<x-form-input name="username" label="Username">
    @slot('help')
        <small class="form-text text-muted">
            Your username must be 8-20 characters long.
        </small>
    @endslot
</x-form-input>

Testing

composer test

Changelog

Please see CHANGELOG for more information about what has changed recently.

Contributing

Please see CONTRIBUTING for details.

Other Laravel packages

  • Laravel Analytics Event Tracking: Laravel package to easily send events to Google Analytics.
  • Laravel Blade On Demand: Laravel package to compile Blade templates in memory.
  • Laravel Cross Eloquent Search: Laravel package to search through multiple Eloquent models.
  • Laravel Eloquent Scope as Select: Stop duplicating your Eloquent query scopes and constraints in PHP. This package lets you re-use your query scopes and constraints by adding them as a subquery.
  • Laravel Eloquent Where Not: This Laravel package allows you to flip/invert an Eloquent scope, or really any query constraint.
  • Laravel FFMpeg: This package provides an integration with FFmpeg for Laravel.

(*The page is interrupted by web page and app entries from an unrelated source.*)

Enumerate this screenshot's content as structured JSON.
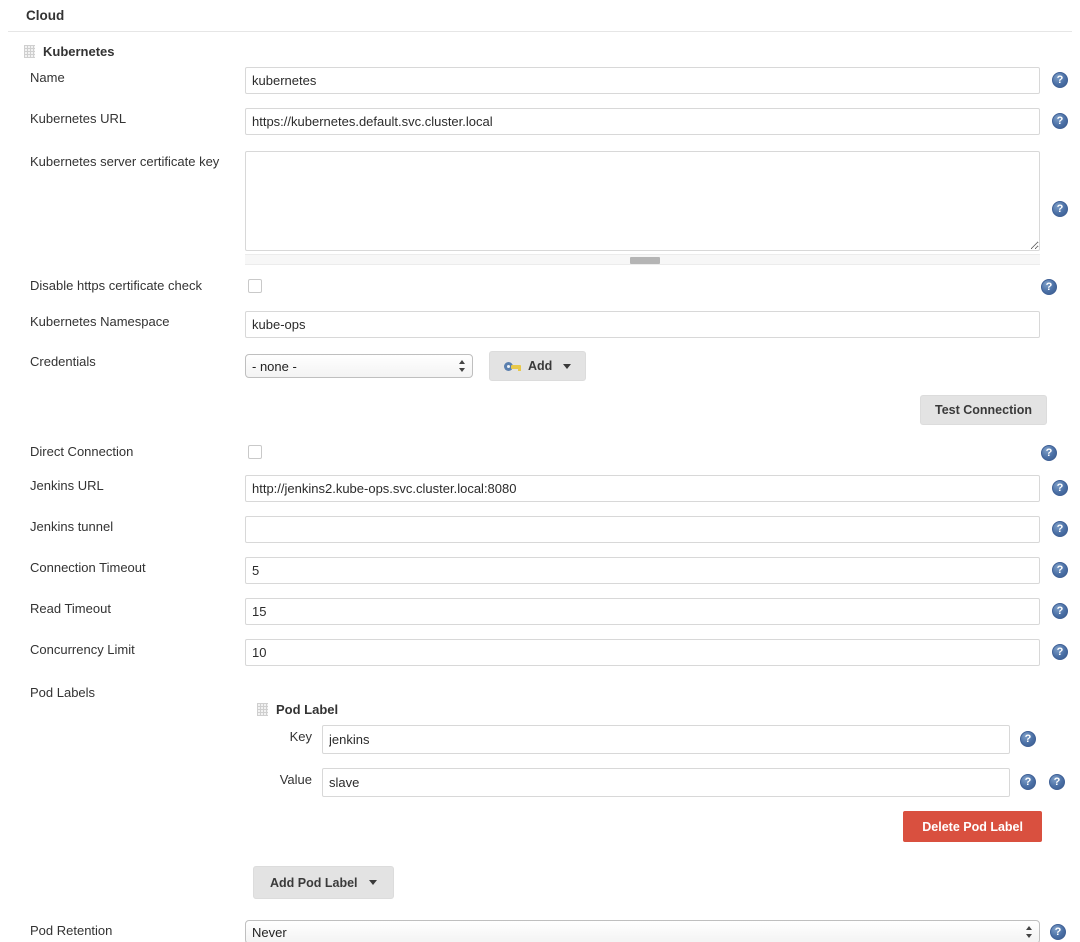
{
  "header": {
    "title": "Cloud"
  },
  "cloud": {
    "section_title": "Kubernetes",
    "drag_handle_icon": "drag-handle-icon",
    "fields": {
      "name": {
        "label": "Name",
        "value": "kubernetes",
        "help": "?"
      },
      "kubernetes_url": {
        "label": "Kubernetes URL",
        "value": "https://kubernetes.default.svc.cluster.local",
        "help": "?"
      },
      "server_certificate_key": {
        "label": "Kubernetes server certificate key",
        "value": "",
        "help": "?"
      },
      "disable_https_check": {
        "label": "Disable https certificate check",
        "checked": false,
        "help": "?"
      },
      "namespace": {
        "label": "Kubernetes Namespace",
        "value": "kube-ops"
      },
      "credentials": {
        "label": "Credentials",
        "selected": "- none -",
        "options": [
          "- none -"
        ],
        "add_button": "Add",
        "add_icon": "key-icon"
      },
      "test_connection": {
        "label": "Test Connection"
      },
      "direct_connection": {
        "label": "Direct Connection",
        "checked": false,
        "help": "?"
      },
      "jenkins_url": {
        "label": "Jenkins URL",
        "value": "http://jenkins2.kube-ops.svc.cluster.local:8080",
        "help": "?"
      },
      "jenkins_tunnel": {
        "label": "Jenkins tunnel",
        "value": "",
        "help": "?"
      },
      "connection_timeout": {
        "label": "Connection Timeout",
        "value": "5",
        "help": "?"
      },
      "read_timeout": {
        "label": "Read Timeout",
        "value": "15",
        "help": "?"
      },
      "concurrency_limit": {
        "label": "Concurrency Limit",
        "value": "10",
        "help": "?"
      },
      "pod_labels": {
        "label": "Pod Labels",
        "help": "?",
        "entry": {
          "title": "Pod Label",
          "drag_handle_icon": "drag-handle-icon",
          "key": {
            "label": "Key",
            "value": "jenkins",
            "help": "?"
          },
          "value": {
            "label": "Value",
            "value": "slave",
            "help": "?"
          },
          "delete_button": "Delete Pod Label"
        },
        "add_button": "Add Pod Label"
      },
      "pod_retention": {
        "label": "Pod Retention",
        "selected": "Never",
        "options": [
          "Never"
        ],
        "help": "?"
      }
    }
  },
  "colors": {
    "danger": "#d9503f",
    "button_bg": "#e3e3e3",
    "help_badge": "#4a6fa5",
    "border": "#d8d8d8"
  }
}
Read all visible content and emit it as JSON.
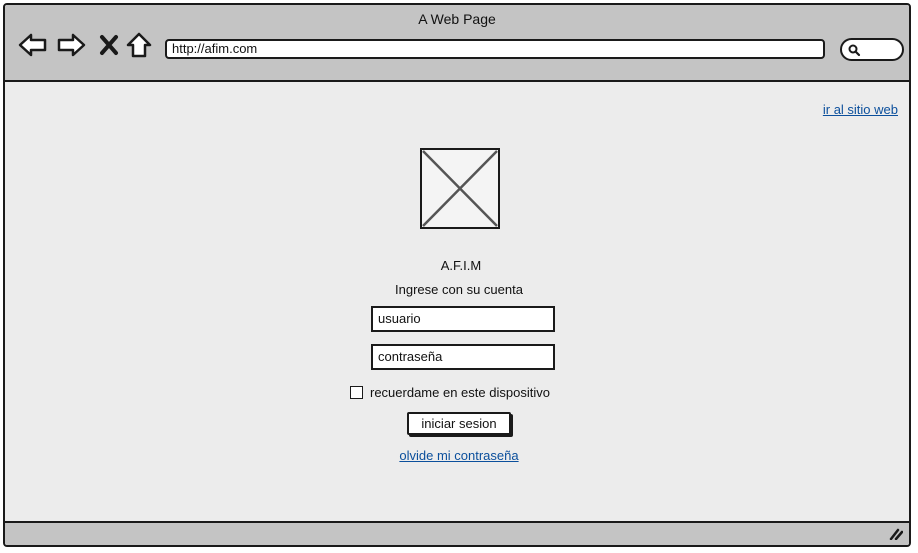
{
  "browser": {
    "window_title": "A Web Page",
    "url": "http://afim.com",
    "nav": {
      "back_icon": "arrow-left-icon",
      "forward_icon": "arrow-right-icon",
      "stop_icon": "close-icon",
      "home_icon": "home-icon",
      "search_icon": "search-icon"
    }
  },
  "page": {
    "site_link": "ir al sitio web",
    "logo_icon": "image-placeholder-icon",
    "brand": "A.F.I.M",
    "subtitle": "Ingrese con su cuenta",
    "username_value": "usuario",
    "password_value": "contraseña",
    "remember_label": "recuerdame en este dispositivo",
    "remember_checked": false,
    "login_label": "iniciar sesion",
    "forgot_link": "olvide mi contraseña"
  },
  "colors": {
    "chrome_bg": "#c4c4c4",
    "content_bg": "#ececec",
    "link": "#0b4f9c",
    "border": "#1a1a1a"
  }
}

The storage of the files is handled by Laravel's Filesystem.
  • Laravel Paddle: Paddle.com API integration for Laravel with support for webhooks/events.
  • Laravel Verify New Email: This package adds support for verifying new email addresses: when a user updates its email address, it won't replace the old one until the new one is verified.
  • Laravel WebDAV: WebDAV driver for Laravel's Filesystem.

Security

If you discover any security related issues, please email pascal@protone.media instead of using the issue tracker.

Credits

License

The MIT License (MIT). Please see License File for more information.

Treeware

This package is Treeware. If you use it in production, then we ask that you buy the world a tree to thank us for our work. By contributing to the Treeware forest you’ll be creating employment for local families and restoring wildlife habitats.